- Jones has good range for a big man.
- (music) The scale of all the tones a voice or an instrument can produce.
- (ecology) The geographical area or zone where a species is normally naturally found.
- (programming) A sequential list of iterators that are specified by a beginning and ending iterator.
- std::for_each calls the given function on each value in the input range.
- An aggregate of individuals in one rank or degree; an order; a class.
- A wandering or roving; a going to and fro; an excursion; a ramble; an expedition.
- (US, historical) In the public land system, a row or line of townships lying between two succession meridian lines six miles apart.
- The scope of something, the extent which something covers or includes.
- (values a function can obtain): domain
(third-person singular simple present ranges, present participle ranging, simple past and past participle ranged)
- (intransitive) To travel over (an area, etc); to roam, wander. [from 15th c.]
- To rove over or through.
- to range the fields
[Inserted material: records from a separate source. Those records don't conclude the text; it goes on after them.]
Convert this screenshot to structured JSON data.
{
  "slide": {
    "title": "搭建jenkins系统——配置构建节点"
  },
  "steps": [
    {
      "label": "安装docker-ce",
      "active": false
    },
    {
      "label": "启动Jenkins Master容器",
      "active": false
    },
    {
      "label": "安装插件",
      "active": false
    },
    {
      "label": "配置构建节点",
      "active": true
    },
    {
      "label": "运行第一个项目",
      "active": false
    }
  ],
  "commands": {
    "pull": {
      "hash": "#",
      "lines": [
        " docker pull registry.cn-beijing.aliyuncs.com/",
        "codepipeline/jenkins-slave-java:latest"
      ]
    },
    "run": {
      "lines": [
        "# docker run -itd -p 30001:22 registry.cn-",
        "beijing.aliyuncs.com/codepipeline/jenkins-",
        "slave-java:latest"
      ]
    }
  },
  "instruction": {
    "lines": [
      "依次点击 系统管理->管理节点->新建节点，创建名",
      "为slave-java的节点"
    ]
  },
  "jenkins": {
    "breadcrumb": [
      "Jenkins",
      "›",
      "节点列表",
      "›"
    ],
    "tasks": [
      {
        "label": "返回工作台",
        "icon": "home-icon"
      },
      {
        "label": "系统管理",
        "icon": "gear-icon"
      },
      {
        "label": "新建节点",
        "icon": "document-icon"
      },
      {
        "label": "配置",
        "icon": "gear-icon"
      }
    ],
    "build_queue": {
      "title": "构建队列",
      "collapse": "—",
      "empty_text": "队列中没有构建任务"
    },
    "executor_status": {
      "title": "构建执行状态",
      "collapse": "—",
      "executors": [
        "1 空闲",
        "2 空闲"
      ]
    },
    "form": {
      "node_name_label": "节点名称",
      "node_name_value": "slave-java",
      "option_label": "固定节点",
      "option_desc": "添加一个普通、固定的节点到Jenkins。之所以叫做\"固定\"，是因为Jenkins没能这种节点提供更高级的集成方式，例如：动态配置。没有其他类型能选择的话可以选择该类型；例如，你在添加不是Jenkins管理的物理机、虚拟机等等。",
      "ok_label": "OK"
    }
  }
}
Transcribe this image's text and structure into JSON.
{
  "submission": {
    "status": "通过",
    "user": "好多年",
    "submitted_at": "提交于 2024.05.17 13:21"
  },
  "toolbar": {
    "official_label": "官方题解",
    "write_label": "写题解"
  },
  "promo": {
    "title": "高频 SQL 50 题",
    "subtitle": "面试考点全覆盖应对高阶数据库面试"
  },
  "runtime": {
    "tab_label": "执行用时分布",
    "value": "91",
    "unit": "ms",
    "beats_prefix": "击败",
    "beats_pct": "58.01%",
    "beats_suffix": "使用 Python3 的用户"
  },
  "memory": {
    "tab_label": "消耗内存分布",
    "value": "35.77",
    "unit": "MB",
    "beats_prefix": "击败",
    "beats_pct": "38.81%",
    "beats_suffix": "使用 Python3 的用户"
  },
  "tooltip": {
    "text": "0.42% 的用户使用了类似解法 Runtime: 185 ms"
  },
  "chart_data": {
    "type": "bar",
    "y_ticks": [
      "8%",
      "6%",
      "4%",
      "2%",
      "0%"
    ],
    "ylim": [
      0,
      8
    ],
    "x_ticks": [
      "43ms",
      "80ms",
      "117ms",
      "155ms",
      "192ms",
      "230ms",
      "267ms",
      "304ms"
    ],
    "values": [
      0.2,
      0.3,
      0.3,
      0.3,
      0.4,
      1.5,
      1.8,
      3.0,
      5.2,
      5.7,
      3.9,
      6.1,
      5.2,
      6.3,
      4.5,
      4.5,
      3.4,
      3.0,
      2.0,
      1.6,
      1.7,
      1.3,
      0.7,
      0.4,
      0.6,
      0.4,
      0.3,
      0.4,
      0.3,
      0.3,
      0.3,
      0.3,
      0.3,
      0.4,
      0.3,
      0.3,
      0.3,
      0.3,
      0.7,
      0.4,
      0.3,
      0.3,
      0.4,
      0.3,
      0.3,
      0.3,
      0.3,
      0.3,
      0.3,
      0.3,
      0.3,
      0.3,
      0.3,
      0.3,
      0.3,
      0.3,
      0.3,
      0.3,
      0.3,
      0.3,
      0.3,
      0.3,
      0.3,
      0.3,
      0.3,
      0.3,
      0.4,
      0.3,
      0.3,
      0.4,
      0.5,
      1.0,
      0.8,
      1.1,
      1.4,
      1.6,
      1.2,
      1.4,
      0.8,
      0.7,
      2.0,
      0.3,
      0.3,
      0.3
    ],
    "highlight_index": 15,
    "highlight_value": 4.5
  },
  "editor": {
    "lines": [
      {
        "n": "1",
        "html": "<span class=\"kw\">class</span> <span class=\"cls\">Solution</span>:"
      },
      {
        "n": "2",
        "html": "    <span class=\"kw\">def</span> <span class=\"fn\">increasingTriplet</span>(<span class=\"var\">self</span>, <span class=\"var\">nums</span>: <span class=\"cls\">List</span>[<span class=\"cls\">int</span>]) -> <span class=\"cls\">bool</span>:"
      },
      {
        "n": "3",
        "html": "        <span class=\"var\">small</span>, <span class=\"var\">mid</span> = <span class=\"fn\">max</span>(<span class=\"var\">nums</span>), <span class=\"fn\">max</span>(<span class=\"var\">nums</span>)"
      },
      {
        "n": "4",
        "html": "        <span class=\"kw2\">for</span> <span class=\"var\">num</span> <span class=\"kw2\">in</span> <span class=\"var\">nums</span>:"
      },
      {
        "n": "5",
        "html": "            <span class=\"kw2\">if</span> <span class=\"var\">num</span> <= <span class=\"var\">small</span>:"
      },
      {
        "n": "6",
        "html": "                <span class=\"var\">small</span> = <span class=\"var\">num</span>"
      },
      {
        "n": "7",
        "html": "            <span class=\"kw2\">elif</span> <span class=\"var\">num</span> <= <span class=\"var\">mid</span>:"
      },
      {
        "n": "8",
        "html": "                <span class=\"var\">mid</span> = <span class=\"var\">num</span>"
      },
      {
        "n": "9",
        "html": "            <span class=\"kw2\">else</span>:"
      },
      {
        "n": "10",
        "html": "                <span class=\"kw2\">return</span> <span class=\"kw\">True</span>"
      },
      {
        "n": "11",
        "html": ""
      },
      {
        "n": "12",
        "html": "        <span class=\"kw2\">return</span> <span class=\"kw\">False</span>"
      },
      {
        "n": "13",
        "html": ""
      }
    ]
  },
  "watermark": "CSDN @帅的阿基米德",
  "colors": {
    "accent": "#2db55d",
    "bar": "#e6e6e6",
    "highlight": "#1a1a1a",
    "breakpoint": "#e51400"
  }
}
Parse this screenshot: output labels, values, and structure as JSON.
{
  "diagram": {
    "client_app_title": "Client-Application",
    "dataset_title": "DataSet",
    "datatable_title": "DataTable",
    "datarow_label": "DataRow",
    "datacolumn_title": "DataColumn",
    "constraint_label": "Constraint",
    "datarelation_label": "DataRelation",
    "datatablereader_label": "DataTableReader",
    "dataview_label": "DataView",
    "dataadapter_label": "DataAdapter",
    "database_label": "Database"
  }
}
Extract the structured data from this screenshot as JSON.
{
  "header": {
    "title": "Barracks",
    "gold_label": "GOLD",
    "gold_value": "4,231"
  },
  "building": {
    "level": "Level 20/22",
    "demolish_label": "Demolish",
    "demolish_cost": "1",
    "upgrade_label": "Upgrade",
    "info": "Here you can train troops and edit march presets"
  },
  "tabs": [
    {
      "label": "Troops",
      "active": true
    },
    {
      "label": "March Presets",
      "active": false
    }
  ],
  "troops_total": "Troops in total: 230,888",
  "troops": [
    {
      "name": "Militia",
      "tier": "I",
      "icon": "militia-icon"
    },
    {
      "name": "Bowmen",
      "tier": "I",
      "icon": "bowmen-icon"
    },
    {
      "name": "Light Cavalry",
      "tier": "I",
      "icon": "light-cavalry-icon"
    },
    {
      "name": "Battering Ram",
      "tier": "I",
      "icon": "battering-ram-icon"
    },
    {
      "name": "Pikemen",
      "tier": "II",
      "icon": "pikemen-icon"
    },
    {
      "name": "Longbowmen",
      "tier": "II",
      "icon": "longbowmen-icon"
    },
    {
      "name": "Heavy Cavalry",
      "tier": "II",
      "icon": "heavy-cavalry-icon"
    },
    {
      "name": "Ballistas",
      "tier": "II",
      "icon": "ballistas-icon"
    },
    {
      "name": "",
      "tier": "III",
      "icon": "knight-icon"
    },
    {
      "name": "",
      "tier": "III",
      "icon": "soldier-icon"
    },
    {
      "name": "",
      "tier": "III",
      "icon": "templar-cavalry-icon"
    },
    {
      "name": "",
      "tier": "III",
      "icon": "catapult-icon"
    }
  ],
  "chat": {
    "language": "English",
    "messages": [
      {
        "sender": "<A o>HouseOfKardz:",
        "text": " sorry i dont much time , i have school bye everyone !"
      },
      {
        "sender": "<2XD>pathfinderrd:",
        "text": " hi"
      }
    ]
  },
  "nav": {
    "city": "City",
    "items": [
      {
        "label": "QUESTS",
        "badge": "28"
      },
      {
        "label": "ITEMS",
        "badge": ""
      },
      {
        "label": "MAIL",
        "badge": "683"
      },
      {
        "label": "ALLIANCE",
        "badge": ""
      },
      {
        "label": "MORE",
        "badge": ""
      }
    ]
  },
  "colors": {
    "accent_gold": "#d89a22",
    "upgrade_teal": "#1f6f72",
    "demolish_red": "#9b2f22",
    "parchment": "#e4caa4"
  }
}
- To bring (something) into a specified position or relationship (especially, of opposition) with something else. [from 16th c.]
- (intransitive) (mathematics, computing; followed by over) Of a variable, to be able to take any of the values in a specified range.
- The variable x ranges over all real values from 0 to 10.
- To classify.
- to range plants and animals in genera and species
- (intransitive) To form a line or a row.
- The front of a house ranges with the street.
- (intransitive) To be placed in order; to be ranked; to admit of arrangement or classification; to rank.
- To set in a row, or in rows; to place in a regular line or lines, or in ranks; to dispose in the proper order.
- To place among others in a line, row, or order, as in the ranks of an army; usually, reflexively and figuratively, to espouse a cause, to join a party, etc.
- (biology) To be native to, or live in, a certain district or region.
- The peba ranges from Texas to Paraguay.
- To separate into parts; to sift.
- To sail or pass in a direction parallel to or near.
- to range the coast
range - Computer Definition
(1) In data entry validation, a group of values from a minimum to a maximum.
(2) With spreadsheets, a series of cells that are worked on as a group. It may refer to a row, column or rectangular block defined by one corner and its diagonally opposite corner.
(3) A geographic distance.
(4) A group of frequencies.